Fast track to me being married, expecting our first child and talking about our hopes and dreams for him/her. We decided to homeschool. ACE was all that we knew. Friends who had homeschooled (including my mother with my younger brother) had used ACE or similar programmes. I knew ACE as a student and as a “teacher”. I knew its strengths and its weaknesses. I felt I was well prepared to do ACE with my kids.
Then I became a parent! (Isn’t it funny the decisions we make before we have kids about the type of parent you are going to be!!)
Around the time Josh turned three I started having doubts. ACE didn’t reflect the type of parent I was becoming – the type of person I was growing into. I was creative and interactive. So not knowing of any other homeschool method or resource we decided to put our kids in school and get involved in the community that way. Then our third child was sick and we had to go to Perth for treatment. The friends who looked after us each visit were homeschooling and she showed me a houseful of resources she used in teaching her kids – they were all creative, interactive, God honouring. I started thinking about homeschooling again – and it wasn’t long before our homeschooling journey began.
My feelings about ACE? I have no negative feelings towards ACE or the school – in fact the learning that I received there has given me good grounding for all that I have done since I left school. I think ACE is one of the most mother friendly programmes available – and yet I wanted something different.
I think it is easy for us to presume that because we want the best for our kids, if we don’t choose a particular method or curriculum then there must be something wrong with it – it simply isn’t the best. This is where comparisons spring from in the homeschooling community.
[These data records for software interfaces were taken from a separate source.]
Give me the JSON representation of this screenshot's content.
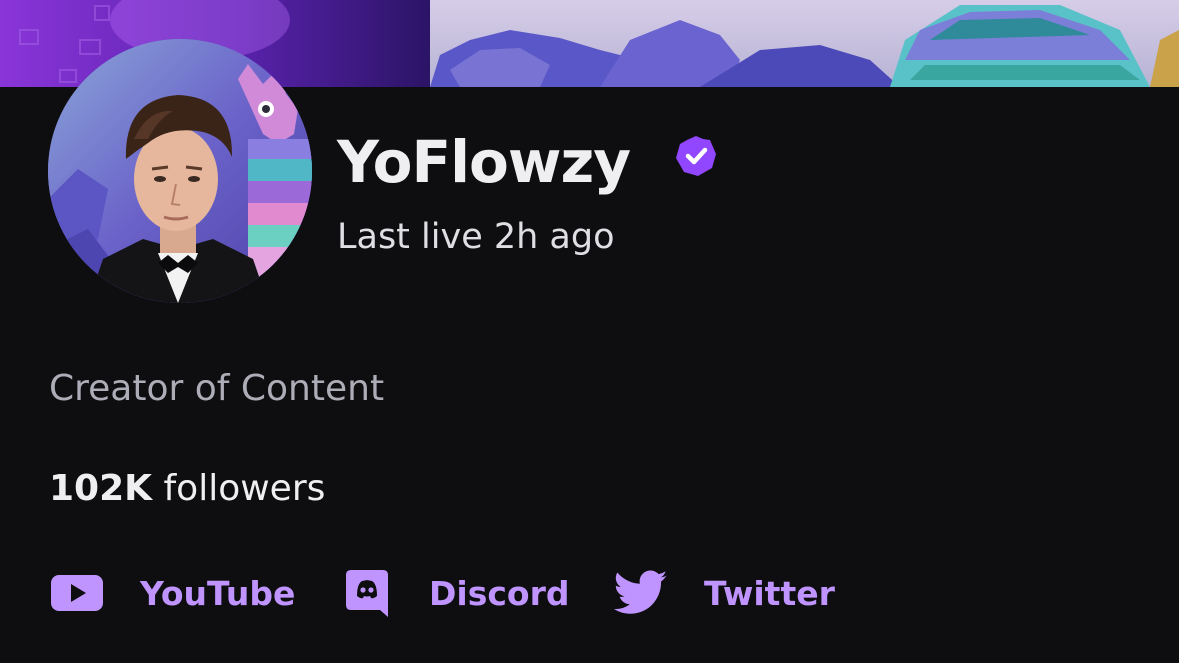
{
  "channel": {
    "display_name": "YoFlowzy",
    "verified": true,
    "last_live": "Last live 2h ago",
    "bio": "Creator of Content",
    "followers_count": "102K",
    "followers_label": "followers"
  },
  "social_links": [
    {
      "label": "YouTube",
      "icon": "youtube-icon"
    },
    {
      "label": "Discord",
      "icon": "discord-icon"
    },
    {
      "label": "Twitter",
      "icon": "twitter-icon"
    }
  ],
  "colors": {
    "background": "#0e0e10",
    "accent": "#bf94ff",
    "verified_badge": "#9147ff",
    "primary_text": "#efeff1",
    "secondary_text": "#adadb8"
  }
}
My choice not to go with ACE, regardless of my familiarity with it, is not about judging ACE and finding it lacking – but it didn’t fit me.
Looking back as a parent, and as a homeschooler, I look back on some of the kids in my school and they struggled. They may have had what we call learning difficulties today, or more likely the style of teaching simply didn’t suit them. I think ACE would have suited my oldest two children, but not the youngest two.
One of the strengths in ACE is that it teaches from a Biblical worldview – this is more than just the Bible verses printed throughout the booklets (because to be honest, I just skipped over those!) but it teaches each subject from the premise that God is God, and His word is truth. Though it is important to buy curriculum and resources that come from a Biblical perspective, our kids walk with Jesus has more to do with our own (the parents) walk with Jesus, and the things that you talk about, making connection with the things they are learning about the Bible with real everyday life.
Do I encourage people to consider ACE to homeschool their kids? I’m not for it or against it… it is one of the many options that parents have to choose from today. What I do ask people who talk to me about any curriculum choice is
- To consider your teaching style
- How much time you want to give to the instruction of your kids
- How much time you want to give to the preparation of lessons
- The learning styles of your kids
- How much flexibility you want in your days
I know of people who have used ACE successfully, where their children are confident self-motivated learners, with skills to translate that learning into everyday life. I have also met people who just use it to tick the boxes and they are missing an opportunity to create delight in their kids. (But isn’t that the same with every curriculum or resource?)
Any discussion on a homeschool method or resource is going to meet the needs of one family and best be avoided by another.